  4. Configure the destination: Create a BigQuery dataset and table to store the transferred data. Choose appropriate partitioning and clustering options to optimise query performance.
  5. Define data transformation and processing requirements: Depending on the use case, you may need to perform data transformations and processing on the transferred data before storing it in BigQuery. Determine the tools and services needed for this step and incorporate them into your data transfer plan.
  6. Monitor and optimize performance: Monitor the data transfer process and optimize performance as needed. Use BigQuery's monitoring and troubleshooting tools to identify and resolve issues.
  7. Set up security and access control: Define the appropriate security and access control measures to protect the transferred data and ensure compliance with regulatory requirements.

By following these steps, you can plan a data transfer process that meets your performance, security, and compliance requirements, while also optimising cost and efficiency.

How to formulate the queries in Big Query

To formulate queries in BigQuery, you can use SQL-like syntax to select, filter, aggregate, and manipulate data in your datasets. Here are some basic steps to follow when formulating queries in BigQuery:

  1. Open the BigQuery console: Open the BigQuery console in your web browser and sign in to your account.
  2. Choose the appropriate dataset: Select the dataset that contains the data you want to query from the navigation pane on the left side of the console.
  3. Create a new query: Click on the "Compose Query" button to open a new query window.
  4. Write the query: In the query editor window, write your SQL-like query using the appropriate syntax. You can use the SELECT statement to choose the columns you want to display, the FROM statement to specify the dataset and table you want to query, the WHERE statement to filter the rows based on specific conditions, and the GROUP BY and ORDER BY statements to group and sort the data, respectively.
  5. Test the query: Click on the "Run" button to test the query and see the results. You can also use the "Preview" button to preview a small sample of the data before running the full query.
  6. Refine the query: Refine the query as needed by modifying the SQL syntax, adjusting the filters and conditions, or adding additional clauses such as JOIN, UNION, or subqueries.
  7. Save and share the query: When you are satisfied with the query, you can save it for future use or share it with others in your organisation by clicking on the "Save" button and choosing an appropriate name and description.

By following these steps, you can formulate and execute queries in BigQuery to extract insights from your data and answer important business questions.

Below is an example of a simple query in BigQuery that calculates the total revenue for each product category in a hypothetical e-commerce dataset:

SUM(price * quantity) AS total_revenue

In this example, the query selects the "product_category" and calculates the total revenue for each category by multiplying the "price" and "quantity" fields together and summing the result.
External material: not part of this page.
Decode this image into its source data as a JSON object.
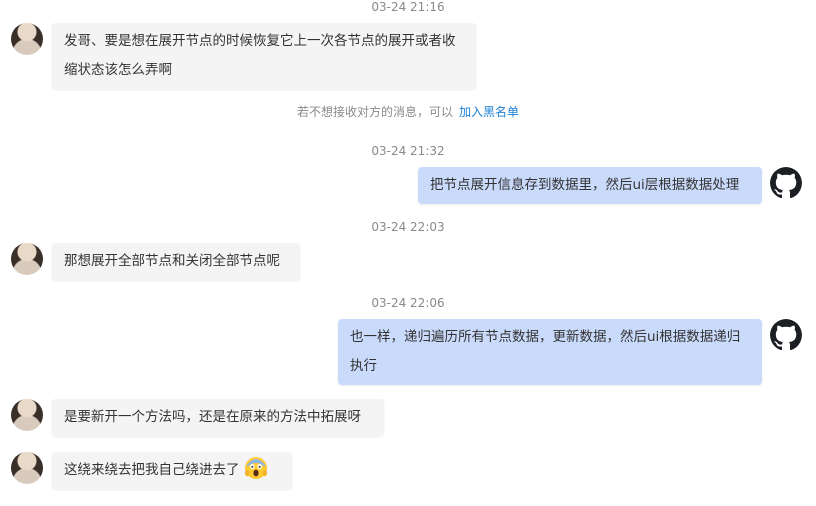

It then groups the results by "product_category" and orders them in descending order based on the total revenue. The query assumes that the e-commerce data is stored in a table named "my_table" in a dataset named "my_dataset" in the "my_project" project.
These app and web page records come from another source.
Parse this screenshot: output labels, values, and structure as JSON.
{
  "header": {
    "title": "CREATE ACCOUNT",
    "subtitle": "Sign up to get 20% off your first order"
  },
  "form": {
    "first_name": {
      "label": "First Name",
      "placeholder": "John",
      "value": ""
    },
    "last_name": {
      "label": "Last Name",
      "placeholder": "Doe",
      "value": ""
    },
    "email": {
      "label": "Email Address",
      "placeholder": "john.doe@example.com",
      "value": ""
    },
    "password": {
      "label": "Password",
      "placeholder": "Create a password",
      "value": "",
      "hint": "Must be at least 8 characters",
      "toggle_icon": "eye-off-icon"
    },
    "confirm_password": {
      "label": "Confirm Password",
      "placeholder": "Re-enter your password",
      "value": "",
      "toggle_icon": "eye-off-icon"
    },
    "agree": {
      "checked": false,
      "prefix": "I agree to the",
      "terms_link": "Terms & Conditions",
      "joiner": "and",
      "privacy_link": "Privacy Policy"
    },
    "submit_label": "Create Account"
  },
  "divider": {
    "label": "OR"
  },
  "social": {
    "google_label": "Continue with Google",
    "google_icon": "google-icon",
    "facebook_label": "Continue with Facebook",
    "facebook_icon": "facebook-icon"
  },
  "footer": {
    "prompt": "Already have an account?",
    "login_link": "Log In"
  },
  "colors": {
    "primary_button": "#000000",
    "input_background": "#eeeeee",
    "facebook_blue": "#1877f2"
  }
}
This query could be used by a business to understand which product categories are generating the most revenue, helping them to make decisions around inventory, marketing, and product development.
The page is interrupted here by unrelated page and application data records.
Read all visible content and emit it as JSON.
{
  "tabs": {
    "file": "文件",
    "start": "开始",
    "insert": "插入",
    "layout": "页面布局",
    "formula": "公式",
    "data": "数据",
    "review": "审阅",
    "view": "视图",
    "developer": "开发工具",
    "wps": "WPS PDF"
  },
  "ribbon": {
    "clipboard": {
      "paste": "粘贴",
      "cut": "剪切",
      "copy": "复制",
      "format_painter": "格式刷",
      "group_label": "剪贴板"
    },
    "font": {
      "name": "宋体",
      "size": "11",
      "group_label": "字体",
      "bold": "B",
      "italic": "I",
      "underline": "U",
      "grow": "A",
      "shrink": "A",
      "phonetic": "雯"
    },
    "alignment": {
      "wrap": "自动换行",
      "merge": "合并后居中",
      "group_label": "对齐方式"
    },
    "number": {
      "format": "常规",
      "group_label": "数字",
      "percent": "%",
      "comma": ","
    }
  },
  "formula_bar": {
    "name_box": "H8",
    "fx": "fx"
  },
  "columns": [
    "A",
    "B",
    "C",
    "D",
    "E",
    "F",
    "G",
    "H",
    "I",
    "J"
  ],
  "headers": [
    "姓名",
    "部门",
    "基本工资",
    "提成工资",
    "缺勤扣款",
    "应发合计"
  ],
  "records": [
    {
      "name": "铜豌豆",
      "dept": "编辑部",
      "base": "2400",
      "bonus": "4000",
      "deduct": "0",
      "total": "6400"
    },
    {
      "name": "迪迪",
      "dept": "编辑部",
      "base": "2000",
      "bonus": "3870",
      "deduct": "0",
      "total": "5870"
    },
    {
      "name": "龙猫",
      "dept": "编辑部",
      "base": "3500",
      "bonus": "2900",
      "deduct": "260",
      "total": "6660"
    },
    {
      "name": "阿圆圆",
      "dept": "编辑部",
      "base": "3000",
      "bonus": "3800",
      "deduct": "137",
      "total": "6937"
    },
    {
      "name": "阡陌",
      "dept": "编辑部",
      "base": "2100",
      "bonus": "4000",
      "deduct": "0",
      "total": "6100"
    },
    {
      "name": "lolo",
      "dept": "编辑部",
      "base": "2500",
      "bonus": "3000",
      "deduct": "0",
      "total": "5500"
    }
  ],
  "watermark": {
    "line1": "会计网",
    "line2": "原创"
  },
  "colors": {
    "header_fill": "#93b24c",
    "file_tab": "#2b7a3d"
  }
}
It is a highly scalable and cost-effective solution for storing and processing data, and it can handle both structured and unstructured data. With its support for SQL, integrations with other Google Cloud Platform services, and machine learning capabilities, BigQuery is a powerful and versatile solution for businesses of all sizes looking to compile and examine a lot of info..

By leveraging the benefits of BigQuery, businesses can gain valuable insights into their operations, identify areas for improvement, and make data-driven decisions that can help drive growth and success.